Every five years or less, the Great British Electorate (GBE) – or at least a reasonable proportion of it – votes for a new Parliament. At that time it is, presumably, reasonable for people to change their minds from the last time and change their vote. That is why there is more than one party in the country and why our government changes from time to time. The moral is: cock it up and you are out. Why should a referendum be any different?
Why should the GBE be bound by a decision taken at one point in time, which, after the passage of time, may seem to be questionably binding? Setting aside arguments on the veracity of pro-Brexit arguments as well as Remain arguments, when the final agreement between the UK and the 27 EU countries has been reached, the situation could be wildly different from that fondly imagined by either camp when they cast their votes in the referendum. Are they to be denied their democratic right to decide if this is what they want?
My personal faith in the ability of the GBE to make a reasoned and intelligent decision based upon facts and assessment has been seriously shaken by the results of referendum number one, but that does not mean that second referendum will have no value.
Referendums are a picture of a moment in time, times change, opinions change facts and even reality change – should democracy not reflect that?
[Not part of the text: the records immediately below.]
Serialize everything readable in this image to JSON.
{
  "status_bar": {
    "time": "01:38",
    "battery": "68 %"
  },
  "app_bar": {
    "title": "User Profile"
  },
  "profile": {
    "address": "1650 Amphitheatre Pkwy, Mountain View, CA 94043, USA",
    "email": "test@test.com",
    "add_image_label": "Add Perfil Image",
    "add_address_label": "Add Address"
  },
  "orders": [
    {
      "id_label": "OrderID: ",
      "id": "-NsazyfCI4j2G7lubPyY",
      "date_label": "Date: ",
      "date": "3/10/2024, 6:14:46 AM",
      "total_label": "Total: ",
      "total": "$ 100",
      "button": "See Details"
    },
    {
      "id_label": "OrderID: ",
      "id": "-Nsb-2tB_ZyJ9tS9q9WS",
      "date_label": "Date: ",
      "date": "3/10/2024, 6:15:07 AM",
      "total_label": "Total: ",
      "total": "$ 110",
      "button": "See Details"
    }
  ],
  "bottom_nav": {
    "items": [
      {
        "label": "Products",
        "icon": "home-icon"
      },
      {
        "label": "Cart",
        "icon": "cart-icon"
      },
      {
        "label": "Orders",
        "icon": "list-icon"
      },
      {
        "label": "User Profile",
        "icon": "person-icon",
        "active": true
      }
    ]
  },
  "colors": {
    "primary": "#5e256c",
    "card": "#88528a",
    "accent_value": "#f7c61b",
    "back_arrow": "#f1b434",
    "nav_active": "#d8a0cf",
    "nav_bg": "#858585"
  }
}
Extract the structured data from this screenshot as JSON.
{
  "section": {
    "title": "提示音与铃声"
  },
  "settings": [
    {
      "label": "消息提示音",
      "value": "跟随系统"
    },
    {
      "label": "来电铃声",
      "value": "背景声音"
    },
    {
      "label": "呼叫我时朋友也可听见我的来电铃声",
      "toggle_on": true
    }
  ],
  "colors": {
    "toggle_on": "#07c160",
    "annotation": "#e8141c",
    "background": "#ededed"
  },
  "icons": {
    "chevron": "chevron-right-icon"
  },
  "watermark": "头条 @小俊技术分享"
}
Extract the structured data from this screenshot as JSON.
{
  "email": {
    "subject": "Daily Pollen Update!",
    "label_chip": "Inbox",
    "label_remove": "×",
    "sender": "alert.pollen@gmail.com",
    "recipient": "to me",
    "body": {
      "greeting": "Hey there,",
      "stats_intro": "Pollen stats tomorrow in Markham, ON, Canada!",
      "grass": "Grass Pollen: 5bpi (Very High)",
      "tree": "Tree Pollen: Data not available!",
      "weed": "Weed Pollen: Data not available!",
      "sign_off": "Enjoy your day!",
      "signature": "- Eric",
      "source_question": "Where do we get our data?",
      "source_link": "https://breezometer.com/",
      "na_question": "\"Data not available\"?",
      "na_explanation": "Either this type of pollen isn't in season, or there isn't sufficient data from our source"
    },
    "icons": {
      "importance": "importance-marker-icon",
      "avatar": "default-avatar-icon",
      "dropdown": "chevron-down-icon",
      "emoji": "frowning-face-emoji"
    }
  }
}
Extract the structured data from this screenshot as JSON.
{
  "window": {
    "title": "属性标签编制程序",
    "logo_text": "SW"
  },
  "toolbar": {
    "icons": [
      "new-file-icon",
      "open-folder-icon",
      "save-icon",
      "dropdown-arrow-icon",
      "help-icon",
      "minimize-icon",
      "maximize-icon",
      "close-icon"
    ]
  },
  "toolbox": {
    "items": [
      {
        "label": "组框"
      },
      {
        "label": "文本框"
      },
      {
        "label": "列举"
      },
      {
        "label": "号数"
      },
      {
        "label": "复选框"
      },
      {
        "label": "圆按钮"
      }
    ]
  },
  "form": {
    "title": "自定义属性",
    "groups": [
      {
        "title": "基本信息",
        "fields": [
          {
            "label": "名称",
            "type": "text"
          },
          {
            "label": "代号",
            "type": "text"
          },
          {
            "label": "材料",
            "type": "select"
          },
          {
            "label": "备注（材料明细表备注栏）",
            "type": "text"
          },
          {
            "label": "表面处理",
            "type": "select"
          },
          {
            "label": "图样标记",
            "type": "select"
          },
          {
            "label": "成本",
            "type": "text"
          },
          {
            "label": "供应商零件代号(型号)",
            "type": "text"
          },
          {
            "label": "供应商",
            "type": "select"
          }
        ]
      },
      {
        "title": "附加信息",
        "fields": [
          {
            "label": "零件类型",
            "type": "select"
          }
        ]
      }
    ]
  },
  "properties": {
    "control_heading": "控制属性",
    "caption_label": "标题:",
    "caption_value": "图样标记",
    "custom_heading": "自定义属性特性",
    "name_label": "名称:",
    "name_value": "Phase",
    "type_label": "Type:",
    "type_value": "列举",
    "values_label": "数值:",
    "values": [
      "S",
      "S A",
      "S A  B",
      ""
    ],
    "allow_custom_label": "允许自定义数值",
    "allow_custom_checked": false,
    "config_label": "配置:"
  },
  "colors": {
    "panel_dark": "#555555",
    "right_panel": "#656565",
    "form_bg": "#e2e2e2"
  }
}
Should democracy not be permitted its opportunity to give the people a voice?
The best route to resolve the current situation is to suspend Brexit and negotiate terms for the UK’s continued membership of the EU. New measures to restrict mobility of labour and to constrain the ECJ would provide the basis for a genuine choice and a rational excuse for second referendum.
We should not lose sight of the fact that only 37 per cent of the electorate voted to leave – it is hardly surprising that the nation remains so divided. However, if new terms can be negotiated then Parliament may decide to abandon Brexit and that a second referendum is not required, and they can then get on with running the country.
There is no obvious way out of the chaos caused by the EU referendum. However, one thing is painfully clear: another vote in the form of second simplistic referendum will add nothing to the debate, and would almost certainly further fuel the discontent which is tearing our society apart.
There is no reason to believe that those with entrenched views on EU membership will be influenced by any amount of rational debate, and there is every chance that campaigning up to the vote would be even more unpleasant and dishonest than the first time round.
The priority now is to rebuild British society to be fit to face the challenges of the modern world. Tolerance and understanding have always been important; now they are vital. Divisive votes will not achieve this.
If 80 per cent of US citizens believe in net neutrality, then surely there’s a clear opportunity for the Democrats to declare an intention to reverse this iniquitous decision as soon as the electorate gives them power to do so.
The true meaning of Christmas
I am wondering if at this moment, Patrick Cosgrove is, like me, busily writing a letter to The Independent querying whether or not we are supposed to take the article “Festive Flair” in the Sunday edition seriously. His letters so often reflect what I am thinking.
The true meaning of Christmas really has been lost if it has become reduced to creating a table decorated with gold cutlery, matt-gold salad servers, copper place mats and other such ludicrously expensive items, so that one’s guests are unable to resist Instagramming it “before the food is out of the oven”.